[Start of section]
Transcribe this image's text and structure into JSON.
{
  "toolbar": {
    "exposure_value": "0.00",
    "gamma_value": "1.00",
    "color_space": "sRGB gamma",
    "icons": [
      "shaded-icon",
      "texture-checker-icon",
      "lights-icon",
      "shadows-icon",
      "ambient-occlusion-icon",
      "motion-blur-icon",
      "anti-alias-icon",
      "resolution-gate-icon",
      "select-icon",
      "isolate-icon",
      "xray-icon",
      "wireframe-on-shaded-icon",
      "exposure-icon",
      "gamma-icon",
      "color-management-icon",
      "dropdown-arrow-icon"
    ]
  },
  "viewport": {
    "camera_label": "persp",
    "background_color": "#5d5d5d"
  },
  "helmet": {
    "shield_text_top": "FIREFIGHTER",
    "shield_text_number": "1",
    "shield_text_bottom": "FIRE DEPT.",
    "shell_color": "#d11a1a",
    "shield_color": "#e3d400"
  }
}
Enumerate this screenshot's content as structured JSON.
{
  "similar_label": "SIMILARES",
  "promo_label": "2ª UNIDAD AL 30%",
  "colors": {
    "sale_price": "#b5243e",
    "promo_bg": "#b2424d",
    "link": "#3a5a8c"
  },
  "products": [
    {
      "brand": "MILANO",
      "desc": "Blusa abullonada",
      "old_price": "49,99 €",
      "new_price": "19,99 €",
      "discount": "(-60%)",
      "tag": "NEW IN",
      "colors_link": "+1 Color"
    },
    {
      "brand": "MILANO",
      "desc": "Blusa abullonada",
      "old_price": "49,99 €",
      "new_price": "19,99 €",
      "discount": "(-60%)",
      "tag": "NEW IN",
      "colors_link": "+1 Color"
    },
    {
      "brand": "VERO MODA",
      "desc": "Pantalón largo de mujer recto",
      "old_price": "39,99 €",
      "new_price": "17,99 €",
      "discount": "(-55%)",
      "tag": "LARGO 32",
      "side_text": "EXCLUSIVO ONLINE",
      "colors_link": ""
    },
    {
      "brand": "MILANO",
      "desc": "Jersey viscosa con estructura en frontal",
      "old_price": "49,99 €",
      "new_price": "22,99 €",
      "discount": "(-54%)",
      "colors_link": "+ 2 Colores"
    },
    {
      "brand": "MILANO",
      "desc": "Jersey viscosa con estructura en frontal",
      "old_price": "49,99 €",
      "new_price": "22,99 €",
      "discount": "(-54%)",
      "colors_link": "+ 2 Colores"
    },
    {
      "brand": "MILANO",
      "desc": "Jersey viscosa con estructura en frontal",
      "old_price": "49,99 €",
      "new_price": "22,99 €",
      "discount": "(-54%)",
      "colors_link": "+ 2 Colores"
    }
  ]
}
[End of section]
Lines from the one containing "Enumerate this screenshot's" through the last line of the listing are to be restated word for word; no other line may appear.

Result for this task.
Enumerate this screenshot's content as structured JSON.
{
  "similar_label": "SIMILARES",
  "promo_label": "2ª UNIDAD AL 30%",
  "colors": {
    "sale_price": "#b5243e",
    "promo_bg": "#b2424d",
    "link": "#3a5a8c"
  },
  "products": [
    {
      "brand": "MILANO",
      "desc": "Blusa abullonada",
      "old_price": "49,99 €",
      "new_price": "19,99 €",
      "discount": "(-60%)",
      "tag": "NEW IN",
      "colors_link": "+1 Color"
    },
    {
      "brand": "MILANO",
      "desc": "Blusa abullonada",
      "old_price": "49,99 €",
      "new_price": "19,99 €",
      "discount": "(-60%)",
      "tag": "NEW IN",
      "colors_link": "+1 Color"
    },
    {
      "brand": "VERO MODA",
      "desc": "Pantalón largo de mujer recto",
      "old_price": "39,99 €",
      "new_price": "17,99 €",
      "discount": "(-55%)",
      "tag": "LARGO 32",
      "side_text": "EXCLUSIVO ONLINE",
      "colors_link": ""
    },
    {
      "brand": "MILANO",
      "desc": "Jersey viscosa con estructura en frontal",
      "old_price": "49,99 €",
      "new_price": "22,99 €",
      "discount": "(-54%)",
      "colors_link": "+ 2 Colores"
    },
    {
      "brand": "MILANO",
      "desc": "Jersey viscosa con estructura en frontal",
      "old_price": "49,99 €",
      "new_price": "22,99 €",
      "discount": "(-54%)",
      "colors_link": "+ 2 Colores"
    },
    {
      "brand": "MILANO",
      "desc": "Jersey viscosa con estructura en frontal",
      "old_price": "49,99 €",
      "new_price": "22,99 €",
      "discount": "(-54%)",
      "colors_link": "+ 2 Colores"
    }
  ]
}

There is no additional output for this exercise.